Provided data ▸

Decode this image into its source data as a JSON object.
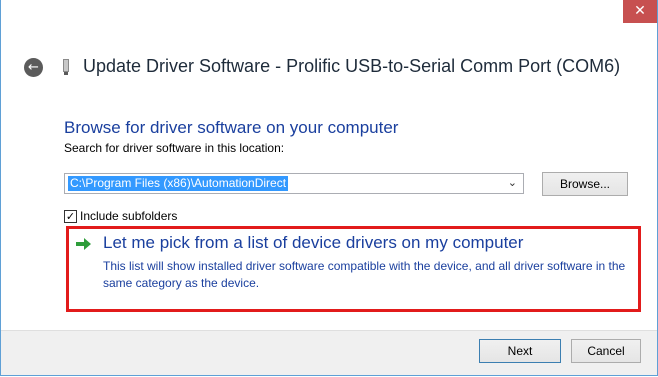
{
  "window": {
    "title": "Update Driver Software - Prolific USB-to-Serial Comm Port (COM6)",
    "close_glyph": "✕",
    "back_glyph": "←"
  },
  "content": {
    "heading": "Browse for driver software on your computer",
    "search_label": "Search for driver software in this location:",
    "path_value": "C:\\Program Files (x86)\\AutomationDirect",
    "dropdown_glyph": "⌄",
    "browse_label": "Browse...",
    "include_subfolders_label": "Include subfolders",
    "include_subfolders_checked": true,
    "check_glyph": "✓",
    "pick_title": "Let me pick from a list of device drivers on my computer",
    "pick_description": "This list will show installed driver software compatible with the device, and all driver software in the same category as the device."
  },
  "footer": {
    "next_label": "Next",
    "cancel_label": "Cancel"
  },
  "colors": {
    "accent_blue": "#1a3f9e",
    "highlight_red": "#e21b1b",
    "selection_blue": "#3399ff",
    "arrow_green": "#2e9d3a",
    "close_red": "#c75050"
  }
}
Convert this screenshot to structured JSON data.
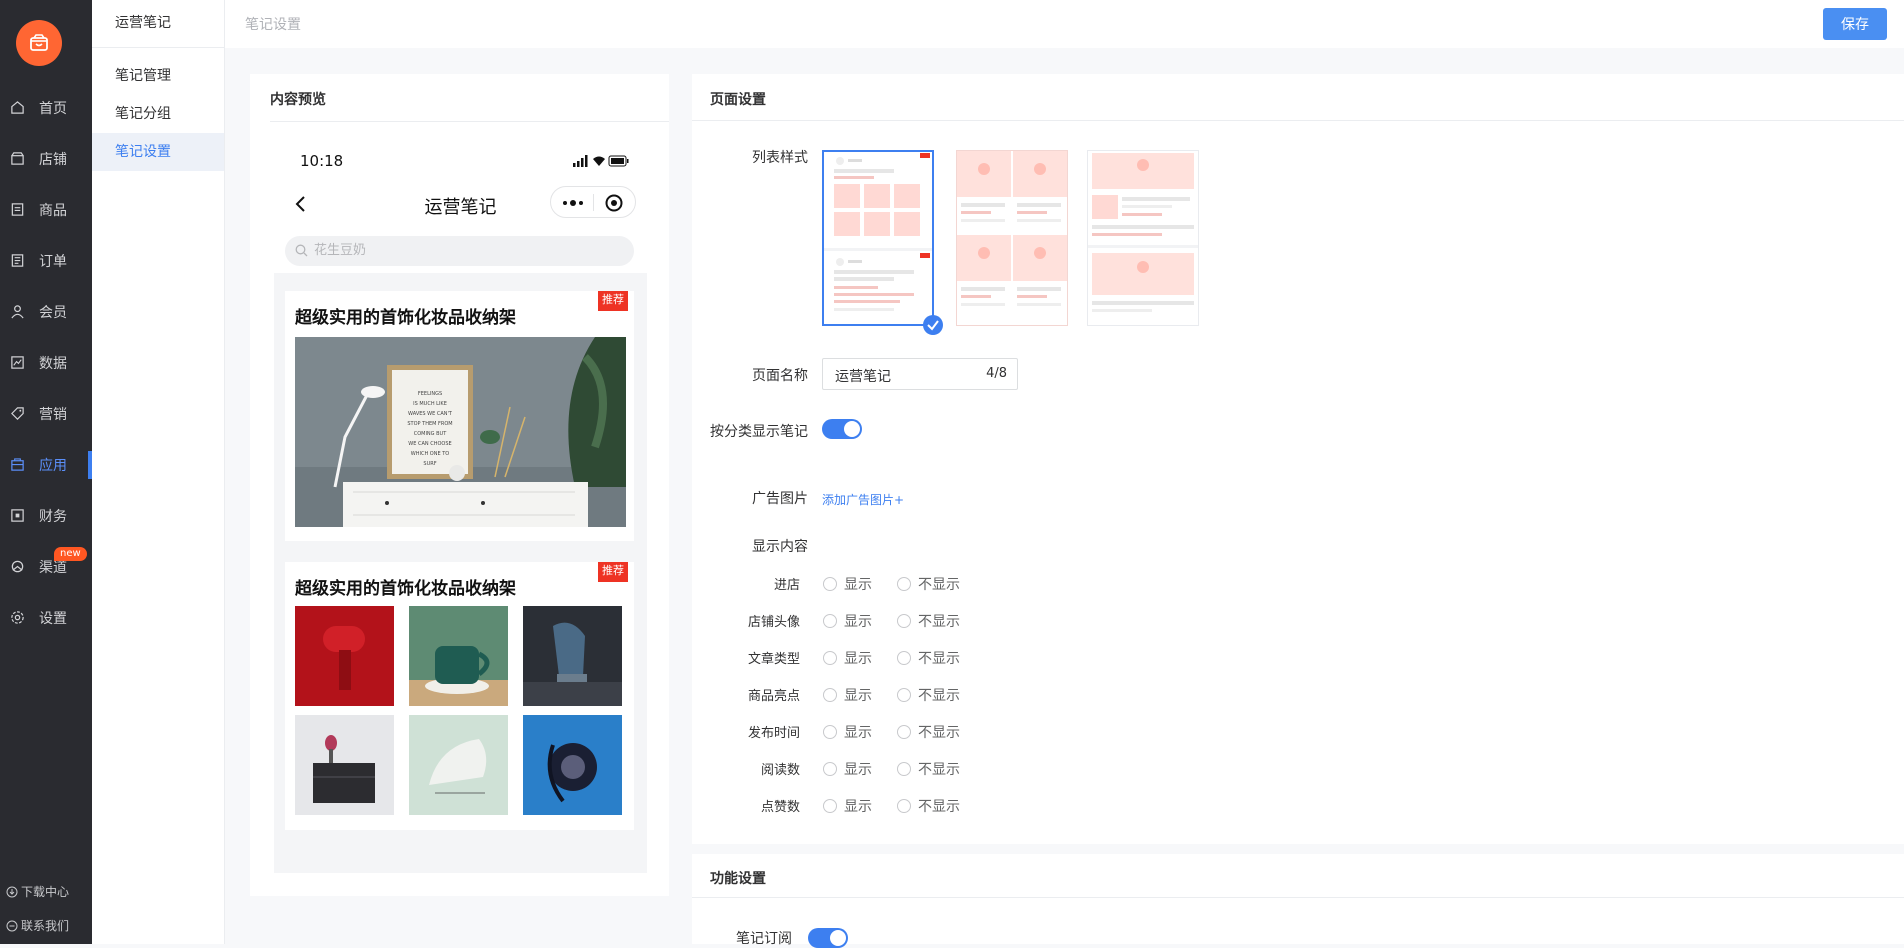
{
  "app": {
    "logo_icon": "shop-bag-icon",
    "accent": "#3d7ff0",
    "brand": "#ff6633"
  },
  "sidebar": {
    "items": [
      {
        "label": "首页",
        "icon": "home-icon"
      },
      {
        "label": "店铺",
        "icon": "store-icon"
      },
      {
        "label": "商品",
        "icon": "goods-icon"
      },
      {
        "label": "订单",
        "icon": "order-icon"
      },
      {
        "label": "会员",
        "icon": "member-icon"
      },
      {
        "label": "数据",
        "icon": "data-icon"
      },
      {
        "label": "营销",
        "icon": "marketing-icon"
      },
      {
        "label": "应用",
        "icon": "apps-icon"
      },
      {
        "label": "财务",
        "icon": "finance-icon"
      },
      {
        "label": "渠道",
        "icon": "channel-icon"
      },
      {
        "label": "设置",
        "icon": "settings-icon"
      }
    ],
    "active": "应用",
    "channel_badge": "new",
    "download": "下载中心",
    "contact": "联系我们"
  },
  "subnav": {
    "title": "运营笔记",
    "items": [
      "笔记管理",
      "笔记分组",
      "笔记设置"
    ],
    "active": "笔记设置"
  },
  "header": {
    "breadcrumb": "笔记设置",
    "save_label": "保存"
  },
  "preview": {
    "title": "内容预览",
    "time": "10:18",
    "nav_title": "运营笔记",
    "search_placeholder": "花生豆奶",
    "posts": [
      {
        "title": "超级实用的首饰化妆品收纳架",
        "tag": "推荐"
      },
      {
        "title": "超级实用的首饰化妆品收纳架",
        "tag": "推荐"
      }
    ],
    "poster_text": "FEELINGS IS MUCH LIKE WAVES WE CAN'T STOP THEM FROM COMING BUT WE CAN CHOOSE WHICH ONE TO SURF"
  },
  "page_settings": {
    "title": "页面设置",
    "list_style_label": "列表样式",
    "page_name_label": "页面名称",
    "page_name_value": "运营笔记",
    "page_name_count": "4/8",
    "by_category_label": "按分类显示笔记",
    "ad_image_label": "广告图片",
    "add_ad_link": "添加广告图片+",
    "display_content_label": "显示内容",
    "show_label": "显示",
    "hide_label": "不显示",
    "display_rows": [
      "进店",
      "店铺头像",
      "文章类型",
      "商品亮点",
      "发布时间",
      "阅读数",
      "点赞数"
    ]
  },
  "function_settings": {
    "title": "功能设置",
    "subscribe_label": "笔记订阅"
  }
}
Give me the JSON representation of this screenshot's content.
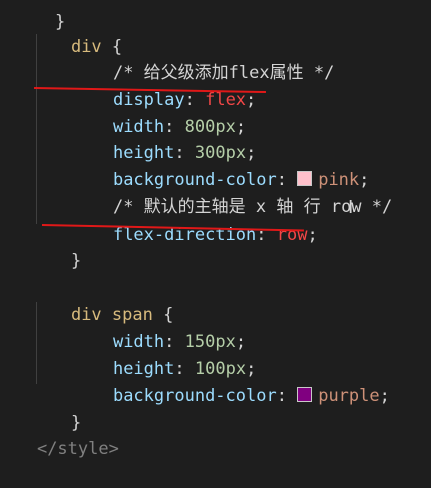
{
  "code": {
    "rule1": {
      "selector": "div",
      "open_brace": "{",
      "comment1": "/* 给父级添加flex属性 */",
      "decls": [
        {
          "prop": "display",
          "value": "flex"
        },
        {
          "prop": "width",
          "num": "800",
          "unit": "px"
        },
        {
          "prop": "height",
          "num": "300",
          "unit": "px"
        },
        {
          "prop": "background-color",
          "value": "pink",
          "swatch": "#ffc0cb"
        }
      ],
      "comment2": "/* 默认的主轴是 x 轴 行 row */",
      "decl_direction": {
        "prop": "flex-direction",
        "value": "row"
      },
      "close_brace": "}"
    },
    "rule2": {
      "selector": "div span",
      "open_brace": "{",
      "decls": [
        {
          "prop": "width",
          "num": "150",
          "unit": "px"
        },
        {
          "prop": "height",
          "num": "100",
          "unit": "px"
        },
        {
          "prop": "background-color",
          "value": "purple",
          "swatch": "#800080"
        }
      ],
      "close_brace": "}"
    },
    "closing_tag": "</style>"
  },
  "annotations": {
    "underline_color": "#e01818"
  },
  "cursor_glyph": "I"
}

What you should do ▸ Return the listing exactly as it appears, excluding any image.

Written answer ▸
Decode this image into its source data as a JSON object.
{
  "window": {
    "title": "Update Driver Software - Prolific USB-to-Serial Comm Port (COM6)",
    "close_glyph": "✕",
    "back_glyph": "←"
  },
  "content": {
    "heading": "Browse for driver software on your computer",
    "search_label": "Search for driver software in this location:",
    "path_value": "C:\\Program Files (x86)\\AutomationDirect",
    "dropdown_glyph": "⌄",
    "browse_label": "Browse...",
    "include_subfolders_label": "Include subfolders",
    "include_subfolders_checked": true,
    "check_glyph": "✓",
    "pick_title": "Let me pick from a list of device drivers on my computer",
    "pick_description": "This list will show installed driver software compatible with the device, and all driver software in the same category as the device."
  },
  "footer": {
    "next_label": "Next",
    "cancel_label": "Cancel"
  },
  "colors": {
    "accent_blue": "#1a3f9e",
    "highlight_red": "#e21b1b",
    "selection_blue": "#3399ff",
    "arrow_green": "#2e9d3a",
    "close_red": "#c75050"
  }
}
Convert this screenshot to structured JSON data.
{
  "app": {
    "logo_icon": "shop-bag-icon",
    "accent": "#3d7ff0",
    "brand": "#ff6633"
  },
  "sidebar": {
    "items": [
      {
        "label": "首页",
        "icon": "home-icon"
      },
      {
        "label": "店铺",
        "icon": "store-icon"
      },
      {
        "label": "商品",
        "icon": "goods-icon"
      },
      {
        "label": "订单",
        "icon": "order-icon"
      },
      {
        "label": "会员",
        "icon": "member-icon"
      },
      {
        "label": "数据",
        "icon": "data-icon"
      },
      {
        "label": "营销",
        "icon": "marketing-icon"
      },
      {
        "label": "应用",
        "icon": "apps-icon"
      },
      {
        "label": "财务",
        "icon": "finance-icon"
      },
      {
        "label": "渠道",
        "icon": "channel-icon"
      },
      {
        "label": "设置",
        "icon": "settings-icon"
      }
    ],
    "active": "应用",
    "channel_badge": "new",
    "download": "下载中心",
    "contact": "联系我们"
  },
  "subnav": {
    "title": "运营笔记",
    "items": [
      "笔记管理",
      "笔记分组",
      "笔记设置"
    ],
    "active": "笔记设置"
  },
  "header": {
    "breadcrumb": "笔记设置",
    "save_label": "保存"
  },
  "preview": {
    "title": "内容预览",
    "time": "10:18",
    "nav_title": "运营笔记",
    "search_placeholder": "花生豆奶",
    "posts": [
      {
        "title": "超级实用的首饰化妆品收纳架",
        "tag": "推荐"
      },
      {
        "title": "超级实用的首饰化妆品收纳架",
        "tag": "推荐"
      }
    ],
    "poster_text": "FEELINGS IS MUCH LIKE WAVES WE CAN'T STOP THEM FROM COMING BUT WE CAN CHOOSE WHICH ONE TO SURF"
  },
  "page_settings": {
    "title": "页面设置",
    "list_style_label": "列表样式",
    "page_name_label": "页面名称",
    "page_name_value": "运营笔记",
    "page_name_count": "4/8",
    "by_category_label": "按分类显示笔记",
    "ad_image_label": "广告图片",
    "add_ad_link": "添加广告图片+",
    "display_content_label": "显示内容",
    "show_label": "显示",
    "hide_label": "不显示",
    "display_rows": [
      "进店",
      "店铺头像",
      "文章类型",
      "商品亮点",
      "发布时间",
      "阅读数",
      "点赞数"
    ]
  },
  "function_settings": {
    "title": "功能设置",
    "subscribe_label": "笔记订阅"
  }
}
Give me the JSON representation of this screenshot's content.
{
  "code": {
    "rule1": {
      "selector": "div",
      "open_brace": "{",
      "comment1": "/* 给父级添加flex属性 */",
      "decls": [
        {
          "prop": "display",
          "value": "flex"
        },
        {
          "prop": "width",
          "num": "800",
          "unit": "px"
        },
        {
          "prop": "height",
          "num": "300",
          "unit": "px"
        },
        {
          "prop": "background-color",
          "value": "pink",
          "swatch": "#ffc0cb"
        }
      ],
      "comment2": "/* 默认的主轴是 x 轴 行 row */",
      "decl_direction": {
        "prop": "flex-direction",
        "value": "row"
      },
      "close_brace": "}"
    },
    "rule2": {
      "selector": "div span",
      "open_brace": "{",
      "decls": [
        {
          "prop": "width",
          "num": "150",
          "unit": "px"
        },
        {
          "prop": "height",
          "num": "100",
          "unit": "px"
        },
        {
          "prop": "background-color",
          "value": "purple",
          "swatch": "#800080"
        }
      ],
      "close_brace": "}"
    },
    "closing_tag": "</style>"
  },
  "annotations": {
    "underline_color": "#e01818"
  },
  "cursor_glyph": "I"
}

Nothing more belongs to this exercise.